Explains the thinking behind the creation of Peeping at Bosch (10-13 July 2008).
A typeface narrative revolving around an I, a pair of ravenous eyes, a mouth, and a peptic ulcer called O.
Catalogue of an exhibition of artwork commissioned for particularly notable and challenging sites throughout Britain & Northern Ireland.
Documents the large scale, public art event March of Women spilling out onto the streets of Bridgeton on the eve of International Women’s Day 2015.
Reflects, through a celebratory and playful lens, on the seminal moments of contemporary international performance that have visited the city from the late 1980s until 2016, a year from when the Arches closed.
Citing Howells’ permissive mantra as its title, the book includes new writing from leading scholars and artists, as well as writing by Howells himself, an extensive interview, scores, and visual materials, which together offer new insight into the artist’s ground-breaking process.
Catalogue of the eponymous programme of events; Barbican, 20-28 January 2017. Includes archival images from the Warburg Institute and other sources that have provided inspiration to the artists during the making process, an introduction to the work by Siobhan Davies, a conversation between the Warburg Institute and Siobhan Davies Dance, and texts by artists and curators involved.
Programme for the international festival of live arts, incorporating the National Review of Live Art (NRLA); 3/2-15/3 2003. Includes Adrian Heathfield on Goat Island, Lois Keidan on live art platforms and Marianne van Kerkhoven on Raimund Hoghe.
Contains performance programme, performance texts and 3 CDs/DVDs, which include still images, a 6 minute edit and video of the full performance.
Part of Live Art and Motherhood: A Study Room Guide on Live Art and the Maternal (P3025).
Catalogue of an exhibition held at the Kunsthalle, Basel, 1981, at the Whitechapel Art Gallery, London, 1982, and at the Stedelijk Van Abbemuseum, Eindhoven, 1982.
This item is part of the 'Glimpses of before: 1970s UK Performance Art' Study Room Guide by Helena Goldwater (P2497)
In 1987, Paul Bright, a rebellious young Scottish director set out to stage James Hogg's cult novel Confessions of a Justified Sinner in a series of radical productions across Scotland.

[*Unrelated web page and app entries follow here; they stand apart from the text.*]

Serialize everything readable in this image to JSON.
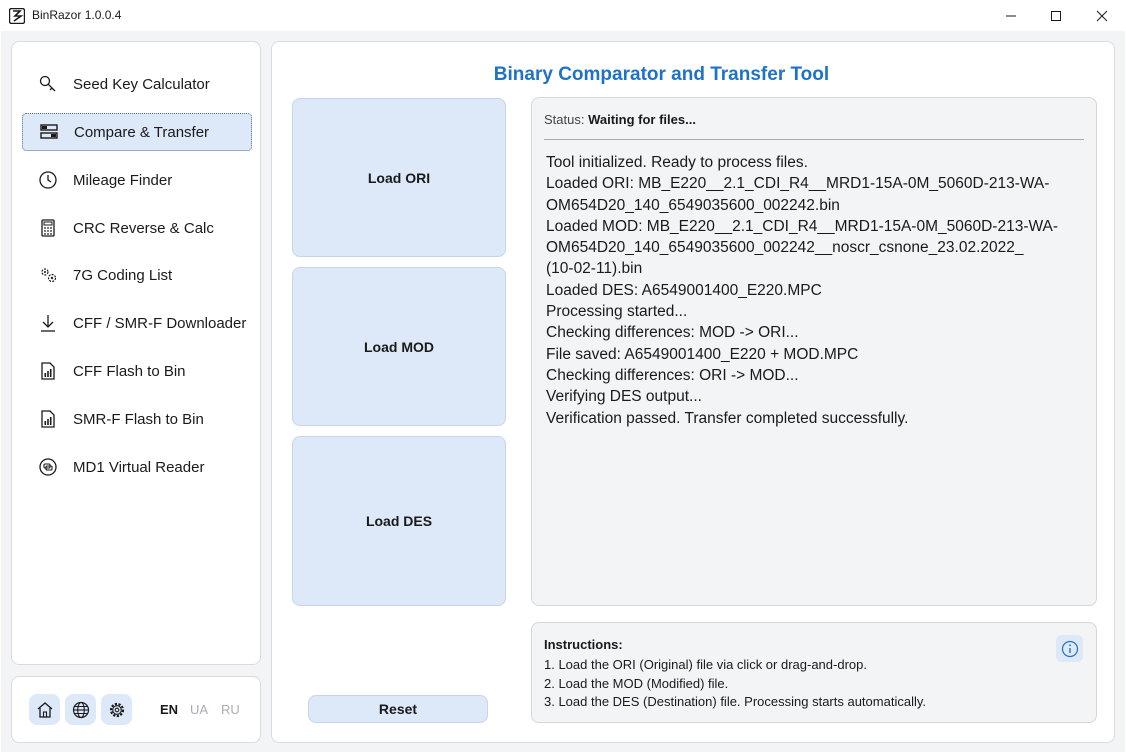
{
  "window": {
    "title": "BinRazor 1.0.0.4"
  },
  "sidebar": {
    "items": [
      {
        "label": "Seed Key Calculator",
        "icon": "key-icon"
      },
      {
        "label": "Compare & Transfer",
        "icon": "compare-icon",
        "active": true
      },
      {
        "label": "Mileage Finder",
        "icon": "clock-icon"
      },
      {
        "label": "CRC Reverse & Calc",
        "icon": "calculator-icon"
      },
      {
        "label": "7G Coding List",
        "icon": "gears-icon"
      },
      {
        "label": "CFF / SMR-F Downloader",
        "icon": "download-icon"
      },
      {
        "label": "CFF Flash to Bin",
        "icon": "file-chart-icon"
      },
      {
        "label": "SMR-F Flash to Bin",
        "icon": "file-chart-icon"
      },
      {
        "label": "MD1 Virtual Reader",
        "icon": "reader-icon"
      }
    ],
    "footer": {
      "buttons": [
        "home-icon",
        "globe-icon",
        "settings-icon"
      ],
      "languages": [
        {
          "code": "EN",
          "active": true
        },
        {
          "code": "UA",
          "active": false
        },
        {
          "code": "RU",
          "active": false
        }
      ]
    }
  },
  "main": {
    "title": "Binary Comparator and Transfer Tool",
    "load_ori": "Load ORI",
    "load_mod": "Load MOD",
    "load_des": "Load DES",
    "reset": "Reset",
    "status_label": "Status:",
    "status_value": "Waiting for files...",
    "log": [
      "Tool initialized. Ready to process files.",
      "Loaded ORI: MB_E220__2.1_CDI_R4__MRD1-15A-0M_5060D-213-WA-",
      "OM654D20_140_6549035600_002242.bin",
      "Loaded MOD: MB_E220__2.1_CDI_R4__MRD1-15A-0M_5060D-213-WA-",
      "OM654D20_140_6549035600_002242__noscr_csnone_23.02.2022_",
      "(10-02-11).bin",
      "Loaded DES: A6549001400_E220.MPC",
      "Processing started...",
      "Checking differences: MOD -> ORI...",
      "File saved: A6549001400_E220 + MOD.MPC",
      "Checking differences: ORI -> MOD...",
      "Verifying DES output...",
      "Verification passed. Transfer completed successfully."
    ],
    "instructions": {
      "title": "Instructions:",
      "steps": [
        "1. Load the ORI (Original) file via click or drag-and-drop.",
        "2. Load the MOD (Modified) file.",
        "3. Load the DES (Destination) file. Processing starts automatically."
      ]
    }
  },
  "colors": {
    "accent": "#1f73c5",
    "button_bg": "#dde8f8",
    "panel_bg": "#f3f4f6"
  }
}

In 2010, Untitled Projects began work with the actor George Anton to assemble an archive and exhibition of this almost-forgotten feat of theatre.
This item is part of the Study Room Guide On shit, piss, blood, sweat and tears by Lois Keidan (P2195)